TASK DETAILS: Give the listing again in full, matching it character for character.

PROVIDED MATERIAL:
+++++

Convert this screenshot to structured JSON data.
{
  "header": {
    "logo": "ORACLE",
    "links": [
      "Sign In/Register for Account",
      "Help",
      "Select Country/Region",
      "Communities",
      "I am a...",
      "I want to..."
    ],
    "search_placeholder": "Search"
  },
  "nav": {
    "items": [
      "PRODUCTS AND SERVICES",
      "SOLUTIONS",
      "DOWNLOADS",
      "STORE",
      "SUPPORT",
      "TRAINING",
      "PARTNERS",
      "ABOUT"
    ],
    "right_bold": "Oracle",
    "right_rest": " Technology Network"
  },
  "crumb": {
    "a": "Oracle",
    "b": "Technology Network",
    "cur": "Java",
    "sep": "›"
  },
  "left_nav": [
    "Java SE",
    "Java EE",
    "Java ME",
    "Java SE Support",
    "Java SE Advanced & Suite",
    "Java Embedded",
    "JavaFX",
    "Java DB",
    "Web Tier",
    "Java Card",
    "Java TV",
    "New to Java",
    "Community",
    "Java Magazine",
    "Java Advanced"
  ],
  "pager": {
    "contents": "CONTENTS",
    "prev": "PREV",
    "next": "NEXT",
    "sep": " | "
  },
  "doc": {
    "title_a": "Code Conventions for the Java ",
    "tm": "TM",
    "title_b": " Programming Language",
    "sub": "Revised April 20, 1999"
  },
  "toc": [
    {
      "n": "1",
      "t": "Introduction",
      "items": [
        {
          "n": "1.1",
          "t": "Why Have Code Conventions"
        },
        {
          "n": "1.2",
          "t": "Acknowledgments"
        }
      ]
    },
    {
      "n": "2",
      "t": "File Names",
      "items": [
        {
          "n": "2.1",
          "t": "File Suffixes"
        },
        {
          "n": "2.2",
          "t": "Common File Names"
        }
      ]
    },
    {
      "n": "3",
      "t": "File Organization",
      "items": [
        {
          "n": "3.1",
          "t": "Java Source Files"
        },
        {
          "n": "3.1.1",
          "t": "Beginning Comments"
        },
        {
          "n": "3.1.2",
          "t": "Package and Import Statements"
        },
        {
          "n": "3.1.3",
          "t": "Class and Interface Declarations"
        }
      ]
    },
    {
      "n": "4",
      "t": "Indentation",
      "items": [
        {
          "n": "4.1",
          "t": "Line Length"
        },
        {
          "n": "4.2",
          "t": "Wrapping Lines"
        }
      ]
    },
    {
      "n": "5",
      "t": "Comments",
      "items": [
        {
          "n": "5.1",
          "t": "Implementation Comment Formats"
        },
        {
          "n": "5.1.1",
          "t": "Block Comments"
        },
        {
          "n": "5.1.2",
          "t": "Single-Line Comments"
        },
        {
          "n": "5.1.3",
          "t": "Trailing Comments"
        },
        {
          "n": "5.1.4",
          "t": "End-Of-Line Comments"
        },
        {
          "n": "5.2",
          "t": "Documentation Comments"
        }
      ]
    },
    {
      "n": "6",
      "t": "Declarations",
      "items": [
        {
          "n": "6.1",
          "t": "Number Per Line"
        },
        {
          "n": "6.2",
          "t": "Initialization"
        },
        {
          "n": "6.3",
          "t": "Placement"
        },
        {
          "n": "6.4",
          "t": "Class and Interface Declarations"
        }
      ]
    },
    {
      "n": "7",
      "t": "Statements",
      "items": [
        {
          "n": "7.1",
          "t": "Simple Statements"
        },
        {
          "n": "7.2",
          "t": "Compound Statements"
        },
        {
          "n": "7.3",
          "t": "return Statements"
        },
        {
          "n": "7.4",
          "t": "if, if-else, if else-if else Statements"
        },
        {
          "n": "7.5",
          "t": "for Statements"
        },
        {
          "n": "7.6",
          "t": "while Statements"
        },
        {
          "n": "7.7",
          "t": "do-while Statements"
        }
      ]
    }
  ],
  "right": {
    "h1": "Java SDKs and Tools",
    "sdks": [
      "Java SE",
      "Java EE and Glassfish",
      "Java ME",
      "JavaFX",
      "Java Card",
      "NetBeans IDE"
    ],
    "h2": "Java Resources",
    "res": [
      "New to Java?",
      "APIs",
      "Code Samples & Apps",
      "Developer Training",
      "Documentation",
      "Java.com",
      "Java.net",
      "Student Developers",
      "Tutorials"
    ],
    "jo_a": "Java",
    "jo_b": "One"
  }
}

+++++

TASK ANSWER:
Convert this screenshot to structured JSON data.
{
  "header": {
    "logo": "ORACLE",
    "links": [
      "Sign In/Register for Account",
      "Help",
      "Select Country/Region",
      "Communities",
      "I am a...",
      "I want to..."
    ],
    "search_placeholder": "Search"
  },
  "nav": {
    "items": [
      "PRODUCTS AND SERVICES",
      "SOLUTIONS",
      "DOWNLOADS",
      "STORE",
      "SUPPORT",
      "TRAINING",
      "PARTNERS",
      "ABOUT"
    ],
    "right_bold": "Oracle",
    "right_rest": " Technology Network"
  },
  "crumb": {
    "a": "Oracle",
    "b": "Technology Network",
    "cur": "Java",
    "sep": "›"
  },
  "left_nav": [
    "Java SE",
    "Java EE",
    "Java ME",
    "Java SE Support",
    "Java SE Advanced & Suite",
    "Java Embedded",
    "JavaFX",
    "Java DB",
    "Web Tier",
    "Java Card",
    "Java TV",
    "New to Java",
    "Community",
    "Java Magazine",
    "Java Advanced"
  ],
  "pager": {
    "contents": "CONTENTS",
    "prev": "PREV",
    "next": "NEXT",
    "sep": " | "
  },
  "doc": {
    "title_a": "Code Conventions for the Java ",
    "tm": "TM",
    "title_b": " Programming Language",
    "sub": "Revised April 20, 1999"
  },
  "toc": [
    {
      "n": "1",
      "t": "Introduction",
      "items": [
        {
          "n": "1.1",
          "t": "Why Have Code Conventions"
        },
        {
          "n": "1.2",
          "t": "Acknowledgments"
        }
      ]
    },
    {
      "n": "2",
      "t": "File Names",
      "items": [
        {
          "n": "2.1",
          "t": "File Suffixes"
        },
        {
          "n": "2.2",
          "t": "Common File Names"
        }
      ]
    },
    {
      "n": "3",
      "t": "File Organization",
      "items": [
        {
          "n": "3.1",
          "t": "Java Source Files"
        },
        {
          "n": "3.1.1",
          "t": "Beginning Comments"
        },
        {
          "n": "3.1.2",
          "t": "Package and Import Statements"
        },
        {
          "n": "3.1.3",
          "t": "Class and Interface Declarations"
        }
      ]
    },
    {
      "n": "4",
      "t": "Indentation",
      "items": [
        {
          "n": "4.1",
          "t": "Line Length"
        },
        {
          "n": "4.2",
          "t": "Wrapping Lines"
        }
      ]
    },
    {
      "n": "5",
      "t": "Comments",
      "items": [
        {
          "n": "5.1",
          "t": "Implementation Comment Formats"
        },
        {
          "n": "5.1.1",
          "t": "Block Comments"
        },
        {
          "n": "5.1.2",
          "t": "Single-Line Comments"
        },
        {
          "n": "5.1.3",
          "t": "Trailing Comments"
        },
        {
          "n": "5.1.4",
          "t": "End-Of-Line Comments"
        },
        {
          "n": "5.2",
          "t": "Documentation Comments"
        }
      ]
    },
    {
      "n": "6",
      "t": "Declarations",
      "items": [
        {
          "n": "6.1",
          "t": "Number Per Line"
        },
        {
          "n": "6.2",
          "t": "Initialization"
        },
        {
          "n": "6.3",
          "t": "Placement"
        },
        {
          "n": "6.4",
          "t": "Class and Interface Declarations"
        }
      ]
    },
    {
      "n": "7",
      "t": "Statements",
      "items": [
        {
          "n": "7.1",
          "t": "Simple Statements"
        },
        {
          "n": "7.2",
          "t": "Compound Statements"
        },
        {
          "n": "7.3",
          "t": "return Statements"
        },
        {
          "n": "7.4",
          "t": "if, if-else, if else-if else Statements"
        },
        {
          "n": "7.5",
          "t": "for Statements"
        },
        {
          "n": "7.6",
          "t": "while Statements"
        },
        {
          "n": "7.7",
          "t": "do-while Statements"
        }
      ]
    }
  ],
  "right": {
    "h1": "Java SDKs and Tools",
    "sdks": [
      "Java SE",
      "Java EE and Glassfish",
      "Java ME",
      "JavaFX",
      "Java Card",
      "NetBeans IDE"
    ],
    "h2": "Java Resources",
    "res": [
      "New to Java?",
      "APIs",
      "Code Samples & Apps",
      "Developer Training",
      "Documentation",
      "Java.com",
      "Java.net",
      "Student Developers",
      "Tutorials"
    ],
    "jo_a": "Java",
    "jo_b": "One"
  }
}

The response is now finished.